• [WHAT THE TASK ASKS]:
In the entries that follow, find the word "Fetch" and report each line it is on.

• [GIVEN RECORDS]:
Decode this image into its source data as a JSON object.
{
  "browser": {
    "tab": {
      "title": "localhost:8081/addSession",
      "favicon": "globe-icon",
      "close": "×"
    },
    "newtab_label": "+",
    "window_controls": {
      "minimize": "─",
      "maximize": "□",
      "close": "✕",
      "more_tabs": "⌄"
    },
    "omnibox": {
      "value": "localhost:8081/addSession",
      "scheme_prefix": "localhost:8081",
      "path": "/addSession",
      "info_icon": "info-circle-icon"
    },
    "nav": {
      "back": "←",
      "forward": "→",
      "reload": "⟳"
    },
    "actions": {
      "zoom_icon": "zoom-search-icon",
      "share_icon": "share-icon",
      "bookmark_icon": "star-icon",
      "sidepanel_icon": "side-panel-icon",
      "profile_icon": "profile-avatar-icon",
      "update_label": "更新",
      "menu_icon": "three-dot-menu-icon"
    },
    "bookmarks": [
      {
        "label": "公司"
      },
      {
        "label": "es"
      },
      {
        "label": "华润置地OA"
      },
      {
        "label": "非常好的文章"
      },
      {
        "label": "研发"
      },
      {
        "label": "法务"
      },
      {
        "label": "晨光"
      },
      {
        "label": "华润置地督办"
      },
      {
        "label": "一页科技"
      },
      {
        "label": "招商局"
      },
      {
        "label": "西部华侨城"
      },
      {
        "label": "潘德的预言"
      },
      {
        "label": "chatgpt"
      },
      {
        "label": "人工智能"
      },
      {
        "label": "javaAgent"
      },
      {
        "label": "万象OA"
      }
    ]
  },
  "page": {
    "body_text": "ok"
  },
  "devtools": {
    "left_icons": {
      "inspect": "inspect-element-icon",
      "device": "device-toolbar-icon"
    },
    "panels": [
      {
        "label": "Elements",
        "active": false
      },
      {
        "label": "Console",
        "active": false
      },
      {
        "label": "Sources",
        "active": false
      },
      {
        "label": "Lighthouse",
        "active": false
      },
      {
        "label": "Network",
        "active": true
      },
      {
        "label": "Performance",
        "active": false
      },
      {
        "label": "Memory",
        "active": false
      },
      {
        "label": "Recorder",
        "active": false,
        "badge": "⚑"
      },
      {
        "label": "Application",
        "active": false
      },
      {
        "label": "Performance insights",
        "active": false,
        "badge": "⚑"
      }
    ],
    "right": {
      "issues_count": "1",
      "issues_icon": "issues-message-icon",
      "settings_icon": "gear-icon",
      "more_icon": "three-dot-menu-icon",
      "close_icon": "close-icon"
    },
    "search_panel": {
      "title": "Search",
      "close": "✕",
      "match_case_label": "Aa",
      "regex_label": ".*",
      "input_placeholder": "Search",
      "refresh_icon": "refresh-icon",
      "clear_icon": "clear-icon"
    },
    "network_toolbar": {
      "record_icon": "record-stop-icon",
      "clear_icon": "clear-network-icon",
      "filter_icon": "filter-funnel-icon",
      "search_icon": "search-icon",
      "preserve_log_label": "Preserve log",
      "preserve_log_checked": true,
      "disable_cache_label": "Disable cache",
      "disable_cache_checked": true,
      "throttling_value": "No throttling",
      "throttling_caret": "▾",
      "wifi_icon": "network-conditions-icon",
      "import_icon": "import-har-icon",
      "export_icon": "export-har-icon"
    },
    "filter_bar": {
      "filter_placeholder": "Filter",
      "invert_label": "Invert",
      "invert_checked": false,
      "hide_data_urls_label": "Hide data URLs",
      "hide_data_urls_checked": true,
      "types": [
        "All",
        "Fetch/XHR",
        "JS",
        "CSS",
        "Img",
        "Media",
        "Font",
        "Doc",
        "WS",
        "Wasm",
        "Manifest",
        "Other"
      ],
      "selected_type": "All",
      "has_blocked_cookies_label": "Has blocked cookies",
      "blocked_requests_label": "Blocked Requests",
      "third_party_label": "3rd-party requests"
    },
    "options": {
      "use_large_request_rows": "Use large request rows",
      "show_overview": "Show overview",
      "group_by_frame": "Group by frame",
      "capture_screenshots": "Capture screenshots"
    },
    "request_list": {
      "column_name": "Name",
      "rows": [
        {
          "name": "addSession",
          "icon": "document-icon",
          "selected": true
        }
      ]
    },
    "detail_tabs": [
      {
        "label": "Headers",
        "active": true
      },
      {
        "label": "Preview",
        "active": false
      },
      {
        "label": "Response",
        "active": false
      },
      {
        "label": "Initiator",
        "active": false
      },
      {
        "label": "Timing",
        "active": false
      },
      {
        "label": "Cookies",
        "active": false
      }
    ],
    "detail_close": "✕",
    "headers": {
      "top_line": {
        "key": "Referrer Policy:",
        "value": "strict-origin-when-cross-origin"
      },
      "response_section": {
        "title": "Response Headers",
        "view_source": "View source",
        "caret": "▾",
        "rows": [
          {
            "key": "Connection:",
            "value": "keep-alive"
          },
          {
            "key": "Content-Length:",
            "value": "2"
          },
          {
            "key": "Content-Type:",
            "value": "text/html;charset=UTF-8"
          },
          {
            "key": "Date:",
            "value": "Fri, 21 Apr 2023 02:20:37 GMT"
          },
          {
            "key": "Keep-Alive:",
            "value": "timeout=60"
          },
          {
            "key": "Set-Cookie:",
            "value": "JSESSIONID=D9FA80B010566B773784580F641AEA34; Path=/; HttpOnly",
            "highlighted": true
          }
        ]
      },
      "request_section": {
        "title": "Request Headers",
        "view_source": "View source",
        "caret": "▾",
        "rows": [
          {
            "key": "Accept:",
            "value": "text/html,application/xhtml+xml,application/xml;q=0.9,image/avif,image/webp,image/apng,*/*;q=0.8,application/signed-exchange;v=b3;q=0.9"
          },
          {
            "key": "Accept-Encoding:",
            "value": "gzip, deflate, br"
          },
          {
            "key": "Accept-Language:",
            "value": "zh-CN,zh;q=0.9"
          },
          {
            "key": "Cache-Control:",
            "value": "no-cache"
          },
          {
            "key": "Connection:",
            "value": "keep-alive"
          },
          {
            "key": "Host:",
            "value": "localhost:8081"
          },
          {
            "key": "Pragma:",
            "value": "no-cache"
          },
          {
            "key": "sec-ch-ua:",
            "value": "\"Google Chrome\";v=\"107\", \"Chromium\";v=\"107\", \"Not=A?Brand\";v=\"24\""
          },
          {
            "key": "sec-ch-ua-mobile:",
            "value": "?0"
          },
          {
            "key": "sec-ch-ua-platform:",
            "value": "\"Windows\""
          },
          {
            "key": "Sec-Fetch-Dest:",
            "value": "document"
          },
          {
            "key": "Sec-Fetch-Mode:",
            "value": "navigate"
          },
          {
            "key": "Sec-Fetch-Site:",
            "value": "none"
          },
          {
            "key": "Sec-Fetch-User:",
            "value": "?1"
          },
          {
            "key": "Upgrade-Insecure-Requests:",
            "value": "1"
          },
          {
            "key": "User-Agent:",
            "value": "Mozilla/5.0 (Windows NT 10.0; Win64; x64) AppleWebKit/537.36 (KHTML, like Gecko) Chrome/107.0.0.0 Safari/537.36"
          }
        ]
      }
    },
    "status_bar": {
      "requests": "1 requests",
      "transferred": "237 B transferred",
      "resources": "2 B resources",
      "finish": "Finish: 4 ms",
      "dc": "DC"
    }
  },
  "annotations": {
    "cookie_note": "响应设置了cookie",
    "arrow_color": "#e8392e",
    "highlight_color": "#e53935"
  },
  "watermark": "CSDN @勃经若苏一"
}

• [THE ANSWER]:
        "Fetch/XHR",
            "key": "Sec-Fetch-Dest:",
            "key": "Sec-Fetch-Mode:",
            "key": "Sec-Fetch-Site:",
            "key": "Sec-Fetch-User:",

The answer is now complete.